[Opening Listed entries section]

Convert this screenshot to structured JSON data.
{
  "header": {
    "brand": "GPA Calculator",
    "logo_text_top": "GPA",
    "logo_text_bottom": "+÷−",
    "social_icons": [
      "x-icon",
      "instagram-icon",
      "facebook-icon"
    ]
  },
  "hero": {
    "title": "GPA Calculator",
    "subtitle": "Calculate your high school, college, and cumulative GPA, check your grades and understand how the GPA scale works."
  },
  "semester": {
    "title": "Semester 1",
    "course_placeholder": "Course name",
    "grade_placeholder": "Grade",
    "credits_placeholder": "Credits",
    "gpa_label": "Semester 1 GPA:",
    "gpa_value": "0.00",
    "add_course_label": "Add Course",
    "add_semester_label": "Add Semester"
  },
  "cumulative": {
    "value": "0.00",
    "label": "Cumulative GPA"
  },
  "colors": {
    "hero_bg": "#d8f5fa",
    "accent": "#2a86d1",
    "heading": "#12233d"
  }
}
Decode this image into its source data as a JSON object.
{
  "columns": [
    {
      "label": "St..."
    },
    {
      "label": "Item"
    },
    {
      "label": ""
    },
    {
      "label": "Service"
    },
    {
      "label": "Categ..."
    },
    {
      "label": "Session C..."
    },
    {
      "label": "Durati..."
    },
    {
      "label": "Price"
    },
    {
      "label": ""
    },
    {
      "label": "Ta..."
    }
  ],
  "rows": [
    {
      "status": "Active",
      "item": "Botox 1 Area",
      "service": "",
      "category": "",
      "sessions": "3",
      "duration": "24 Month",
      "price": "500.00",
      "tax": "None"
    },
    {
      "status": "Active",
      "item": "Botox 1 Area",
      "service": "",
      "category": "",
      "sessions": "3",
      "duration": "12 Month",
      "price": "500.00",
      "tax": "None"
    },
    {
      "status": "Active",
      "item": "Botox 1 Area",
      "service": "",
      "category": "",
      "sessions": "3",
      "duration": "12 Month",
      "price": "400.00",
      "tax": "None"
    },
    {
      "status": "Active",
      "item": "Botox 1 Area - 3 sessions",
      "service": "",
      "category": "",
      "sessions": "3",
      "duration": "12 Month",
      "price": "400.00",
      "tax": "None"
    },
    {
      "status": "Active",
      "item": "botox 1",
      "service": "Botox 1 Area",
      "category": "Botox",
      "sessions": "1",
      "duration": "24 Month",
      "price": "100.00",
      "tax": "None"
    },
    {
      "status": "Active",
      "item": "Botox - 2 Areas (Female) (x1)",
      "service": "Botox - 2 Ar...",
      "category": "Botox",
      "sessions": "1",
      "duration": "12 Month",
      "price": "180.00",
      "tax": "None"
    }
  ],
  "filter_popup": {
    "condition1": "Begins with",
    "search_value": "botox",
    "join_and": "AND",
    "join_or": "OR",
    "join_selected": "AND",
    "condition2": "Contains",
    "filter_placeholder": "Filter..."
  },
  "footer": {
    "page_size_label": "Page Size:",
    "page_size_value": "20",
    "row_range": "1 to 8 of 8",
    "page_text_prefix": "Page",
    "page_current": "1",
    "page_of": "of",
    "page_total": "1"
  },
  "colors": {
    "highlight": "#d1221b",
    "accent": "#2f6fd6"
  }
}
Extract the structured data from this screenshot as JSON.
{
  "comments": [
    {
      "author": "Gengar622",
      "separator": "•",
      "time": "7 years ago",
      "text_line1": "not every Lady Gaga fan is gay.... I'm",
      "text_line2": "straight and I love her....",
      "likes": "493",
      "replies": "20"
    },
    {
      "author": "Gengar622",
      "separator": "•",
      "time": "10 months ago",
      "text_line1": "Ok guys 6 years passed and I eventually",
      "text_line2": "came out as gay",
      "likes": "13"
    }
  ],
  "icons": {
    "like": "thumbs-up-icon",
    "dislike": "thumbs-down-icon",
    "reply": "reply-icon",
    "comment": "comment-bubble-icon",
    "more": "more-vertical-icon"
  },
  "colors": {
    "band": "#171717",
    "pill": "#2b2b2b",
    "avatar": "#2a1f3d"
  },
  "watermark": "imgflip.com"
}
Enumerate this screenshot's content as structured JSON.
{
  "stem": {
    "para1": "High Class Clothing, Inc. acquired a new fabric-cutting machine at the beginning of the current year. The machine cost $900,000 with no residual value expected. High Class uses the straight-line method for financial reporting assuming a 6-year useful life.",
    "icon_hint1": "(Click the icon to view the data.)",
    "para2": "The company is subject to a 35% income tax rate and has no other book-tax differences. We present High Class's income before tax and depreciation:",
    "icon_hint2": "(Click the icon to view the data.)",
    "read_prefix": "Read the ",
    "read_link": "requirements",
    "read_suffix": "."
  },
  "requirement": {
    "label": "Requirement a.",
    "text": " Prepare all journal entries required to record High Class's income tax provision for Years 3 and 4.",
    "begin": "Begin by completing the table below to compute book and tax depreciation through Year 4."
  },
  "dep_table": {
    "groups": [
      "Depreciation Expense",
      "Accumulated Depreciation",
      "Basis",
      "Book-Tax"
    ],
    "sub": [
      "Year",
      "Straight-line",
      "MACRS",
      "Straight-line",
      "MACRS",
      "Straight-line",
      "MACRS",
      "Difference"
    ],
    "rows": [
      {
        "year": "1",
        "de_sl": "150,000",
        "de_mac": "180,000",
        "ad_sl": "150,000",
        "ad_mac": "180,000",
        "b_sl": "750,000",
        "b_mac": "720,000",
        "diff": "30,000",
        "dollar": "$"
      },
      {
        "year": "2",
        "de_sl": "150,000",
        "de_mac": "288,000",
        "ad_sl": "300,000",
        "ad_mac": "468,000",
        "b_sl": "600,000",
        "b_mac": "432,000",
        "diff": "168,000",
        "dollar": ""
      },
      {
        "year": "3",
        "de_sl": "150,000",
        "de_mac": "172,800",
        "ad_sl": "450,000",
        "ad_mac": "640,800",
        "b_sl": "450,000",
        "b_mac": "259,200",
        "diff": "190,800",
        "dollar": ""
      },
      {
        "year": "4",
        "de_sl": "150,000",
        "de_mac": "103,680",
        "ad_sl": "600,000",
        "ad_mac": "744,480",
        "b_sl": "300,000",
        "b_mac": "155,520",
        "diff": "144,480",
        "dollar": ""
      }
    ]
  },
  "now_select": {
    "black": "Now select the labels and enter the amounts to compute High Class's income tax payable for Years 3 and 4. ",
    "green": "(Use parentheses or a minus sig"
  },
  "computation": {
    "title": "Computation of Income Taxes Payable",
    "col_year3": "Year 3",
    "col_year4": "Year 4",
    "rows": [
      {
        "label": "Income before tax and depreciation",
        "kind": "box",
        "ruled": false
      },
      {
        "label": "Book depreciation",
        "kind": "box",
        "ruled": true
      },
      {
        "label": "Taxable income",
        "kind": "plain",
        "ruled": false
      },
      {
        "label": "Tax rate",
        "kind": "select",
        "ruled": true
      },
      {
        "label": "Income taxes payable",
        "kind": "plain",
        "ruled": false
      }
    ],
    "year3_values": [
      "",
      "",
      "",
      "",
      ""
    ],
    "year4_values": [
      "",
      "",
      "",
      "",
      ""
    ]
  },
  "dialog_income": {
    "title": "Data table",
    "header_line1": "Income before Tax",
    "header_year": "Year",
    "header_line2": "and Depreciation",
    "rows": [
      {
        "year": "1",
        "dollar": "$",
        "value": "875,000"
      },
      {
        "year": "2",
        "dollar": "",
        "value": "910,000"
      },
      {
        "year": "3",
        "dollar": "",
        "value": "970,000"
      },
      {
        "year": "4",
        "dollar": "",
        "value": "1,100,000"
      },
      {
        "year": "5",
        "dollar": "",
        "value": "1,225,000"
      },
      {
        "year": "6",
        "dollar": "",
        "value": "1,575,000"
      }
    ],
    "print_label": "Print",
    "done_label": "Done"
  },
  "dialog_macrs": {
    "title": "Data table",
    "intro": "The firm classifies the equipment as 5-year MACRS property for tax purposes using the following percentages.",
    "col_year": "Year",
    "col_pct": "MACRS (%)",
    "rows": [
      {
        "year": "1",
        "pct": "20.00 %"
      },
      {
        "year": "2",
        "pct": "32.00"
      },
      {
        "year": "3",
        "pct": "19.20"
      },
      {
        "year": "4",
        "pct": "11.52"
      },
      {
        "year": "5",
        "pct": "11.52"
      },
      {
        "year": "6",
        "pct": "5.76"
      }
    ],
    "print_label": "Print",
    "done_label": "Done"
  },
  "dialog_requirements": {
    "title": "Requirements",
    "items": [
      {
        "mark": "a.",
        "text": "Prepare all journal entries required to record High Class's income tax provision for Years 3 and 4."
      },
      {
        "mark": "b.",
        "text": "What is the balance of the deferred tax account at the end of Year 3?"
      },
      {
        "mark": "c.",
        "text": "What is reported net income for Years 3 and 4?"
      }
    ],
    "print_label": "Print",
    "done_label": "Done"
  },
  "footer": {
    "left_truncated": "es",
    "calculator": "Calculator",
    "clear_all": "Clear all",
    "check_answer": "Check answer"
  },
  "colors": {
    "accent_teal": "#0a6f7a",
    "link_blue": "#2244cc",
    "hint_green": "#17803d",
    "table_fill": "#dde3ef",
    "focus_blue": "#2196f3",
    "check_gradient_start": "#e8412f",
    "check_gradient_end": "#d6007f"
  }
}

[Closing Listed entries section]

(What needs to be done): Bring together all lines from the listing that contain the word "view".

(Exercise solution):
    "icon_hint1": "(Click the icon to view the data.)",
    "icon_hint2": "(Click the icon to view the data.)",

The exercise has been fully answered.